Which lines of the data contain the string "screenshot"? Copy every one of them.

◆ **Provided data**:
+++++

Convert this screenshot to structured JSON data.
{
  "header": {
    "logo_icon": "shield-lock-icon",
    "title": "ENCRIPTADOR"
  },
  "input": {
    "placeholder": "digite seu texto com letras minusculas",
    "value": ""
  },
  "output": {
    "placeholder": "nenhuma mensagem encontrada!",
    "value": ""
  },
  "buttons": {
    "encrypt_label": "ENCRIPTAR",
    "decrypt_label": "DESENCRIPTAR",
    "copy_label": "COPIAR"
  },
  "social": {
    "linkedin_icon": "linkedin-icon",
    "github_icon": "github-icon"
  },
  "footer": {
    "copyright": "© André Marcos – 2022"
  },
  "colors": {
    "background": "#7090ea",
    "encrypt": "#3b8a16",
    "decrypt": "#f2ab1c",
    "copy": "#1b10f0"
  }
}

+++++

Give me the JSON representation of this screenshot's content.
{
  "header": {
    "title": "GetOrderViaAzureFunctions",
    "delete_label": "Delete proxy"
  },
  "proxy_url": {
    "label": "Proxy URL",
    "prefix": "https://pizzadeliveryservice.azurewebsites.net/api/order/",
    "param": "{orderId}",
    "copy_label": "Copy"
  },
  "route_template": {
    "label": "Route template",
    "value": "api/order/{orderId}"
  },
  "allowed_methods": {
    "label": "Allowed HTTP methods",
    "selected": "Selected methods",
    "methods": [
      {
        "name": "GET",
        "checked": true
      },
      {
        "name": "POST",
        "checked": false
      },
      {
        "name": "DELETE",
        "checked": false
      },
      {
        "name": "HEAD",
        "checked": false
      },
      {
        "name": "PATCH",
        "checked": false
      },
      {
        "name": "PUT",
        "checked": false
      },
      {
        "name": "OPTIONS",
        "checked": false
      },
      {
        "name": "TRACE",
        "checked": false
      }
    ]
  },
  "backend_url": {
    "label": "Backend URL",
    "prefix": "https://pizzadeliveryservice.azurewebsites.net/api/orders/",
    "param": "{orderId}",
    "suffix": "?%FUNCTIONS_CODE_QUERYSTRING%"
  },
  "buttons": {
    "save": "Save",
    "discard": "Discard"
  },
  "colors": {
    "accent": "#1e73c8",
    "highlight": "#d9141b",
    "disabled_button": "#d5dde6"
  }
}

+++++

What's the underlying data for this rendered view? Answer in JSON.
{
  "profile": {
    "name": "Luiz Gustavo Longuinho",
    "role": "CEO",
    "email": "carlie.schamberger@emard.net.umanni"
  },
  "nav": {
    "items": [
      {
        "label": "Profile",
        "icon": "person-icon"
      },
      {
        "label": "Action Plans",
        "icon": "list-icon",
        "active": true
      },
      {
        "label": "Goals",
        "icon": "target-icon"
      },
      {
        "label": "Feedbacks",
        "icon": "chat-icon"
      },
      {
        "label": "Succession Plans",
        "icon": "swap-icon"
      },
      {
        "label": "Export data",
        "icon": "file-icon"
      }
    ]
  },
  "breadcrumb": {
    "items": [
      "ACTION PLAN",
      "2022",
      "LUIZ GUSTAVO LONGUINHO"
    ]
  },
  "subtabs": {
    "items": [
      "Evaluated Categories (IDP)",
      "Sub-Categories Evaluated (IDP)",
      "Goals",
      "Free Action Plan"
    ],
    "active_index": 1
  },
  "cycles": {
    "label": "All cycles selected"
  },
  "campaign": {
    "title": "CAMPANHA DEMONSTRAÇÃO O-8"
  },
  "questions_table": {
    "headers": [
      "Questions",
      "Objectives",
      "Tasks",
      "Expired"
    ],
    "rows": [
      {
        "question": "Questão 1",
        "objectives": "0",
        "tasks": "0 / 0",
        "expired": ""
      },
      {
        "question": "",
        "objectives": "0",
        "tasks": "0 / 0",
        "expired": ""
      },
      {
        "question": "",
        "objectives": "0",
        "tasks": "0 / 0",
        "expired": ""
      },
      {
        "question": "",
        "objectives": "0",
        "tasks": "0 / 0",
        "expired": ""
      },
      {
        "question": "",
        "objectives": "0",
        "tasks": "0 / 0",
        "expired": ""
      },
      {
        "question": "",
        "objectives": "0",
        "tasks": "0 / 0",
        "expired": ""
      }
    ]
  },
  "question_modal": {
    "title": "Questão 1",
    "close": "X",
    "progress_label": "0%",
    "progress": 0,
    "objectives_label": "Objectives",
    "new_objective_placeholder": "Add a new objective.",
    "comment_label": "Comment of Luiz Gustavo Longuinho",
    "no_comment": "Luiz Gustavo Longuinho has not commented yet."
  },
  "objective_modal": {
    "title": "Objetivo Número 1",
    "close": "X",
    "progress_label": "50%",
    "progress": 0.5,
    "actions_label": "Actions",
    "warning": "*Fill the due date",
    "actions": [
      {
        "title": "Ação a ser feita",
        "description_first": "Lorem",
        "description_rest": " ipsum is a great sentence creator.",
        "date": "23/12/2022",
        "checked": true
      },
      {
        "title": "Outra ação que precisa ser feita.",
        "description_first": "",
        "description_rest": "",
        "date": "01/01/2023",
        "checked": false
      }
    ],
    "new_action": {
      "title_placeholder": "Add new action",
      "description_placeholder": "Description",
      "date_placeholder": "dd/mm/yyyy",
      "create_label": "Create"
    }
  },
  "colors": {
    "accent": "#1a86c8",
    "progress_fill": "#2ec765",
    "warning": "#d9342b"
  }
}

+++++

◆ **Solution to the exercise**:
Convert this screenshot to structured JSON data.
Give me the JSON representation of this screenshot's content.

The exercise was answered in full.